In long-awaited statement, Trump says anti-Semitism is ‘horrible’
search
Day after new spate of bomb threats, and gravestones topped at St. Louis cemetery

In long-awaited statement, Trump says anti-Semitism is ‘horrible’

After angering Jewish community with reluctance to address hate crimes, US president vows to ‘fight bigotry, intolerance and hatred in all of its very ugly forms’

US President Donald Trump alongside Dr. Ben Carson, his nominee for Secretary of Housing and Urban Development, as they tour an exhibit about Carson at the Smithsonian National Museum of African American History and Culture in Washington, DC, February 21, 2017. (AFP PHOTO / SAUL LOEB)
US President Donald Trump alongside Dr. Ben Carson, his nominee for Secretary of Housing and Urban Development, as they tour an exhibit about Carson at the Smithsonian National Museum of African American History and Culture in Washington, DC, February 21, 2017. (AFP PHOTO / SAUL LOEB)

US President Donald Trump said Tuesday that anti-Semitic threats to the American Jewish community were “horrible” and “painful,” as well as a “sad reminder” of evil.

The condemnation came a day after bomb threats were issued against Jewish community centers across the United States for the fourth time in just over a month, and after gravestones were toppled at a Jewish cemetery in St. Louis. The US president has faced growing criticism for failing to explicitly renounce anti-Jewish sentiment.

“We have to fight bigotry, intolerance and hatred in all of its very ugly forms,” Trump said during a visit to the National Museum of African American History in Washington, DC. “The anti-Semitic threats targeting our Jewish community centers are horrible and are painful, and a very sad reminder of the work that still must be done to root out hate and prejudice and evil.”

Trump earlier told MSNBC that “anti-Semitism is horrible, and it’s going to stop and it has to stop.” Asked if he denounced displays of anti-Semitism, the president said: “Oh of course, and I do it wherever I get a chance.”

Trump later spoke generally of the problem of racial divides. “It’s just age-old. There is something going on that doesn’t allow it to fully heal. Sometimes it gets better and then it busts apart. But we want to have it get very much better, get unified, and stay together,” he said.

The US president did not give specifics on how he planned to combat hatred, saying only that “we’ll have various things coming out over a period of time, and you’ll see them as they come out and we’ll let you know exactly what they are.”

Trump complimented the museum for its work to bring people closer together, praising the “tremendous numbers” of visitors and saying “this building is about love…I think that really helps to get that divide and bring it much closer together, if not perfect.”

Trump’s statements came as more than 170 gravestones at a Jewish cemetery near St. Louis were damaged by vandals, and after Jewish community centers across the country received bomb threats, in the fourth wave of such incidents.

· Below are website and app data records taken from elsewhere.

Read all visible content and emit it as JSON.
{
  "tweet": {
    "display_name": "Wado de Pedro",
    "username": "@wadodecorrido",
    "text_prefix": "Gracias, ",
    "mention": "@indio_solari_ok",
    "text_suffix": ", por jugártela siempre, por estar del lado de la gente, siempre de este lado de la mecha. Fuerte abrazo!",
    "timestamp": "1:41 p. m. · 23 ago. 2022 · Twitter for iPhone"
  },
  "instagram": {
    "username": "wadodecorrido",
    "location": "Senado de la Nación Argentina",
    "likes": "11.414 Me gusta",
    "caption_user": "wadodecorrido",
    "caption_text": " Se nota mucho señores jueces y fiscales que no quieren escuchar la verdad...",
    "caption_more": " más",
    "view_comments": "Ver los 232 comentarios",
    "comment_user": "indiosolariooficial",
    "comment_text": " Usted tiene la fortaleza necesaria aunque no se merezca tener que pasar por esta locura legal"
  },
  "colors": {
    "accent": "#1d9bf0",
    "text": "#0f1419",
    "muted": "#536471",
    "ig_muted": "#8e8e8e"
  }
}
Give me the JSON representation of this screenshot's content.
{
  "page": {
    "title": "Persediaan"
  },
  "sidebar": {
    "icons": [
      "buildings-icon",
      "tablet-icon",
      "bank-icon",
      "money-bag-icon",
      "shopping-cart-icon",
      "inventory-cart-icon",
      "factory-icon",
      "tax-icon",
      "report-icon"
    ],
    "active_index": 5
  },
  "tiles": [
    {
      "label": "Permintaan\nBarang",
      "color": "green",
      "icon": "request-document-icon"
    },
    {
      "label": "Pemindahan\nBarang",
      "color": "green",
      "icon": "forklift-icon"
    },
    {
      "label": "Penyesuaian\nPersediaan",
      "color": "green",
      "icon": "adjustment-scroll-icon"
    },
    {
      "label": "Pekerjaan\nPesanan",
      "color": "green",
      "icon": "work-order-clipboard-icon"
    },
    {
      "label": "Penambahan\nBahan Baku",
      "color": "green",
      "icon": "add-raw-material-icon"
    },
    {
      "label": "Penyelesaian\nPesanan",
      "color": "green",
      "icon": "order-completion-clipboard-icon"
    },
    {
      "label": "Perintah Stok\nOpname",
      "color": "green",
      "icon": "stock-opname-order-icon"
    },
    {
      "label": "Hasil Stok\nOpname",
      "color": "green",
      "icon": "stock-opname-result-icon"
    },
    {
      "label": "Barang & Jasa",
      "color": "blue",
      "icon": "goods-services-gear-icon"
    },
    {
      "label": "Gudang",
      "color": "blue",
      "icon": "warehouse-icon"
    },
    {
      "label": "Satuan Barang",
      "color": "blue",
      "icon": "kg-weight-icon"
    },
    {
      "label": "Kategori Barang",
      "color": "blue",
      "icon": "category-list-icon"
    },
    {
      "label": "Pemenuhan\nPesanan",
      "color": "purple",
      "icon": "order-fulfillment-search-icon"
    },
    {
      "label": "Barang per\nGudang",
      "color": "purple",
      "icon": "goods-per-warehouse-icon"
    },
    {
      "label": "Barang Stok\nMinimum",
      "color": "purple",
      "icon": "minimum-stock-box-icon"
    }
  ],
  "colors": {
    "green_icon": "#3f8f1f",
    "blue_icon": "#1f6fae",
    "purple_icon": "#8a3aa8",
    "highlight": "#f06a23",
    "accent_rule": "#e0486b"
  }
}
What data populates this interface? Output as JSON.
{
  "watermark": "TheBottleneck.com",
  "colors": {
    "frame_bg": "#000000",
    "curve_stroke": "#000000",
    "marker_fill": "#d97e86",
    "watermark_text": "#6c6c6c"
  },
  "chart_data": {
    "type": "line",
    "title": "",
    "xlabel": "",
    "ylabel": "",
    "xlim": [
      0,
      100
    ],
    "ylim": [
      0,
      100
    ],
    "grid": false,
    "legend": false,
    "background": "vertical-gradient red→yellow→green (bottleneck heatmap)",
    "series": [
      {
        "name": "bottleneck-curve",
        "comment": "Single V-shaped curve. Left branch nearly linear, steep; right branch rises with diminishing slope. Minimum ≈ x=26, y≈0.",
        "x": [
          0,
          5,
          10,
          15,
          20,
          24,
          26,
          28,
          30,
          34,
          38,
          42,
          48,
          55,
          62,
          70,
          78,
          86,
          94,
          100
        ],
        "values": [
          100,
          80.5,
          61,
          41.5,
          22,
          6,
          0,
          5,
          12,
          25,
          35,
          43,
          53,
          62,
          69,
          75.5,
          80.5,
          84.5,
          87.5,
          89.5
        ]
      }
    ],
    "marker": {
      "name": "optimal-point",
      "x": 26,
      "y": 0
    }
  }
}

Shortly before Trump spoke, his defeated election rival, former secretary of state Hillary Clinton, chastised him for his failure to denounce anti-Semitism.

In a Twitter post, Clinton wrote that “JCC threats, cemetery desecration & online attacks are so troubling & they need to be stopped,” adding that “everyone must speak out, starting w/ @POTUS” Trump.

Anti-Defamation League head Jonathan Greenblatt called the cemetery vandalism “another revolting manifestation of #antisemitism.” He also seemed to level criticism at the White House’s hesitancy to address anti-Semitic attacks, adding “Long overdue for our leaders to lead.”

Asked about the threats to community centers Monday, the White House said “these actions are unacceptable.”

“Hatred and hate-motivated violence of any kind have no place in a country founded on the promise of individual freedom,” White House press secretary Sean Spicer said in a statement issued to NBC. “The President has made it abundantly clear that these actions are unacceptable.”

However, the statement left out any mention of Jewish targets, a seeming repeat of the administration’s International Holocaust Remembrance Day statement, which also failed to specifically address the Jewish suffering central to the Shoah.

Trump’s statement on Tuesday came a few days after he drew the ire of much of the American Jewish community for declining to denounce anti-Semitism when asked twice about it in two consecutive press conferences.

In one memorable instance, the president shouted down an ultra-Orthodox reporter, calling his question “unfair” and telling him to be “quiet.”

“It’s not a simple question, not a fair question,” he said. “I am the least anti-Semitic person that you have ever seen in your entire life.”

On Monday, his daughter Ivanka Trump, who is Jewish, posted a tweet on her personal account that appeared to address the dozens of bomb threats against Jewish community centers across the US in recent weeks.

“America is a nation built on the principle of religious tolerance. We must protect our houses of worship & religious centers. #JCC,” tweeted Trump, who has played a prominent if unofficial role in her father’s administration.

Eric Cortellessa and JTA contributed to this report.

read more:
less
comments
more